Tuesday, January 14, 2003
The pupils will visit the Great Barrier reef, a tropical rain forest and a farm in the outback during their trip.
By IAN HILL
VINDICATOR STAFF WRITER
It's a tough time to be an American overseas.
U.S. residents traveling to other countries can face protests about the possibility of war in Iraq, anger about America's treatment of other nations, and even the threat of violence.
That's why Hubbard High School freshman Brendan Keiper wants to make sure he puts his best foot forward when he spends three weeks in Australia this summer.
"It's showing what the best of America really is," he said.
Keiper, 15, is one of 53 local pupils set to travel to Australia as part of the People to People Student Ambassador program. He said he hopes to show Australians that some of the misconceptions they may have about Americans are false.
"A lot of countries tend to see America as a cocky country," Keiper said.
Nick Markijohn, 16, a junior at Berlin Western Reserve High School, added that he thinks some countries blame all Americans for the actions of the U.S. government.
"Just because that's what our government does, doesn't mean we're bad people," Keiper said.
People to People was created by President Dwight Eisenhower in 1956 in an effort to promote understanding and good will among people from different nations. Pupils traveling to Australia this summer are scheduled to stay with an Australian family and on a farm in the outback, explore the Great Barrier Reef, and tour a tropical rain forest.
Cindy Baer of Howland said her 16-year-old daughter "came back a changed person" after traveling to Europe with the program.
"She's been nonstop focused, driven. She's a 4.0 student," Baer said. "I credit People to People with that."
Baer's 12-year-old daughter, Carolyn, a seventh-grader at Howland Middle School, will be traveling to Australia with the program this summer. She said she's hoping to see some koalas during the trip.
"I want to see the wildlife because I'm a nature person," she said.
Springfield High School junior Amanda Boles, 17, said she thinks the trip will give her a better understanding of another culture. Emery Boyle-Scott, 16, a home-schooled pupil from Berlin Center, added that she's "been fascinated by the country and its people."
"I've always wanted to see Australia," she said. "It just seems like a really nice country."
Taylor Orth, 14, a freshman at Maplewood High School in Mecca, said she hoped to come back from Australia with "a lot of good memories and new friends.
"And just the feeling that I went there and had a great time," she said.
For many, it's a first
Gary Reel, who is one of the adult delegation leaders for the trip, said the program provides many of the pupils with their first opportunity to travel overseas.
"It's the first chance for them to realize there's other countries out there," he said.
Reel is a retired teacher with the Austintown school district. As an adult delegation leader with People to People during the last several years, he's traveled to Europe and Russia, as well as Australia.
Pupils must apply to take part in the program. They also must complete an interview with the adult delegation leaders and collect three letters of recommendation, including two from school officials. Reel said the pupils selected for the trip aren't necessarily leaders at their schools.

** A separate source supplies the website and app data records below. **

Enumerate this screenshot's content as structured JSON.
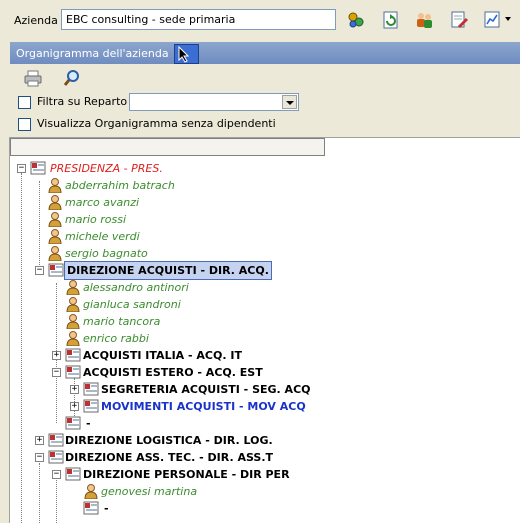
{
  "header": {
    "azienda_label": "Azienda",
    "azienda_value": "EBC consulting - sede primaria"
  },
  "panel": {
    "title": "Organigramma dell'azienda"
  },
  "filters": {
    "filtra_label": "Filtra su Reparto",
    "filtra_value": "",
    "visualizza_label": "Visualizza Organigramma senza dipendenti"
  },
  "tree": {
    "items": [
      {
        "label": "PRESIDENZA - PRES."
      },
      {
        "label": "abderrahim batrach"
      },
      {
        "label": "marco avanzi"
      },
      {
        "label": "mario rossi"
      },
      {
        "label": "michele verdi"
      },
      {
        "label": "sergio bagnato"
      },
      {
        "label": "DIREZIONE ACQUISTI - DIR. ACQ."
      },
      {
        "label": "alessandro antinori"
      },
      {
        "label": "gianluca sandroni"
      },
      {
        "label": "mario tancora"
      },
      {
        "label": "enrico rabbi"
      },
      {
        "label": "ACQUISTI ITALIA - ACQ. IT"
      },
      {
        "label": "ACQUISTI ESTERO - ACQ. EST"
      },
      {
        "label": "SEGRETERIA ACQUISTI - SEG. ACQ"
      },
      {
        "label": "MOVIMENTI ACQUISTI - MOV ACQ"
      },
      {
        "label": "-"
      },
      {
        "label": "DIREZIONE LOGISTICA - DIR. LOG."
      },
      {
        "label": "DIREZIONE ASS. TEC. - DIR. ASS.T"
      },
      {
        "label": "DIREZIONE PERSONALE - DIR PER"
      },
      {
        "label": "genovesi martina"
      },
      {
        "label": "-"
      }
    ]
  },
  "colors": {
    "person": "#3B8C2E",
    "root": "#E02020",
    "link": "#1A33C9",
    "selection": "#C5D3F0"
  },
  "icons": [
    "gear-people-icon",
    "refresh-icon",
    "users-icon",
    "document-pen-icon",
    "chart-icon",
    "print-icon",
    "search-icon",
    "org-node-icon",
    "person-icon"
  ]
}
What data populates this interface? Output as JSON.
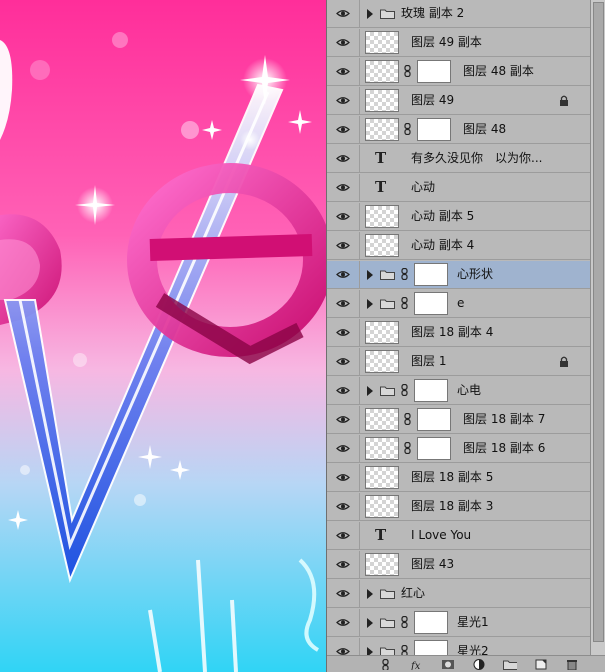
{
  "panel": {
    "layers": [
      {
        "type": "group",
        "name": "玫瑰 副本 2",
        "selected": false
      },
      {
        "type": "pixel",
        "name": "图层 49 副本",
        "selected": false
      },
      {
        "type": "masked",
        "name": "图层 48 副本",
        "selected": false
      },
      {
        "type": "pixel",
        "name": "图层 49",
        "locked": true,
        "selected": false
      },
      {
        "type": "masked",
        "name": "图层 48",
        "selected": false
      },
      {
        "type": "text",
        "name": "有多久没见你　以为你...",
        "selected": false
      },
      {
        "type": "text",
        "name": "心动",
        "selected": false
      },
      {
        "type": "pixel",
        "name": "心动 副本 5",
        "selected": false
      },
      {
        "type": "pixel",
        "name": "心动 副本 4",
        "selected": false
      },
      {
        "type": "group-masked",
        "name": "心形状",
        "selected": true
      },
      {
        "type": "group-masked",
        "name": "e",
        "selected": false
      },
      {
        "type": "pixel",
        "name": "图层 18 副本 4",
        "selected": false
      },
      {
        "type": "pixel",
        "name": "图层 1",
        "locked": true,
        "selected": false
      },
      {
        "type": "group-masked",
        "name": "心电",
        "selected": false
      },
      {
        "type": "masked-pixel",
        "name": "图层 18 副本 7",
        "selected": false
      },
      {
        "type": "masked-pixel",
        "name": "图层 18 副本 6",
        "selected": false
      },
      {
        "type": "pixel",
        "name": "图层 18 副本 5",
        "selected": false
      },
      {
        "type": "pixel",
        "name": "图层 18 副本 3",
        "selected": false
      },
      {
        "type": "text",
        "name": "I Love You",
        "selected": false
      },
      {
        "type": "pixel",
        "name": "图层 43",
        "selected": false
      },
      {
        "type": "group",
        "name": "红心",
        "selected": false
      },
      {
        "type": "group-masked",
        "name": "星光1",
        "selected": false
      },
      {
        "type": "group-masked",
        "name": "星光2",
        "selected": false
      }
    ],
    "icons": {
      "visibility": "eye-icon",
      "expand": "disclosure-arrow-icon",
      "group": "folder-icon",
      "link": "chain-link-icon",
      "text": "type-layer-icon",
      "lock": "lock-icon"
    },
    "footer_icons": [
      "link-layers-icon",
      "fx-icon",
      "add-mask-icon",
      "adjustment-layer-icon",
      "new-group-icon",
      "new-layer-icon",
      "delete-layer-icon"
    ]
  },
  "colors": {
    "panel_bg": "#b9b9b9",
    "selected_row": "#9fb3cf",
    "canvas_pink": "#ff1e8c",
    "canvas_cyan": "#2fd2f5"
  }
}
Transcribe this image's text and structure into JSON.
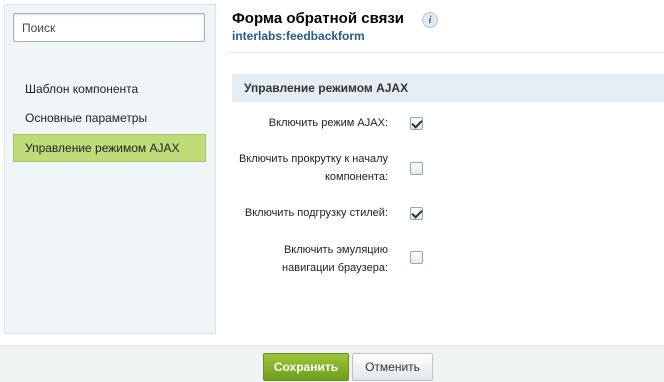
{
  "sidebar": {
    "search_placeholder": "Поиск",
    "items": [
      {
        "label": "Шаблон компонента",
        "active": false
      },
      {
        "label": "Основные параметры",
        "active": false
      },
      {
        "label": "Управление режимом AJAX",
        "active": true
      }
    ]
  },
  "header": {
    "title": "Форма обратной связи",
    "info_icon": "info-icon",
    "component_code": "interlabs:feedbackform"
  },
  "section": {
    "title": "Управление режимом AJAX",
    "rows": [
      {
        "label_lines": [
          "Включить режим AJAX:"
        ],
        "checked": true
      },
      {
        "label_lines": [
          "Включить прокрутку к началу",
          "компонента:"
        ],
        "checked": false
      },
      {
        "label_lines": [
          "Включить подгрузку стилей:"
        ],
        "checked": true
      },
      {
        "label_lines": [
          "Включить эмуляцию",
          "навигации браузера:"
        ],
        "checked": false
      }
    ]
  },
  "footer": {
    "save_label": "Сохранить",
    "cancel_label": "Отменить"
  },
  "colors": {
    "active_item_bg": "#bfdb7a",
    "save_button": "#7fab26",
    "section_header_bg": "#e5eef5",
    "component_code": "#275b8e"
  }
}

The cost of the trip, which is paid by the pupils, is $4,800. That includes lodging and meals, and the 20-hour flight to Australia. The pupils will change planes in Los Angeles.
"It's my first trip on an airplane, and I get to stay on for  hours. I'm not looking forward to it," Markijohn said.
Carolyn Baer noted that she was going to "bring a lot of batteries" for her CD player on the plane, and Keiper said he plans to have a thick book handy for the flight.
"We're talking Charles Dickens," he joked.
Question of security
Keiper added that he wouldn't be upset if he was delayed by security while getting on the plane. Markijohn noted that the increase in airport security during the last year "makes me feel safe."
Some of the pupils' parents discussed security last summer during a meeting about the Australia trip. Sandi Breidenstahl said that part of that discussion was about the precautions taken during last year's trip to Europe. It was the first People to People trip for local pupils after the Sept. 11 attacks.
Breidenstahl's son, Tim, 12, is a seventh-grader at Youngstown Christian School who is making the trip to Australia this summer.
"There was constant security around," Breidenstahl said of last year's trip. "[That] made me feel at ease."
Reel noted that People to People "wouldn't send us if there's any concern.
"I'm more concerned about crossing state Route 46 and Mahoning Avenue," he joked.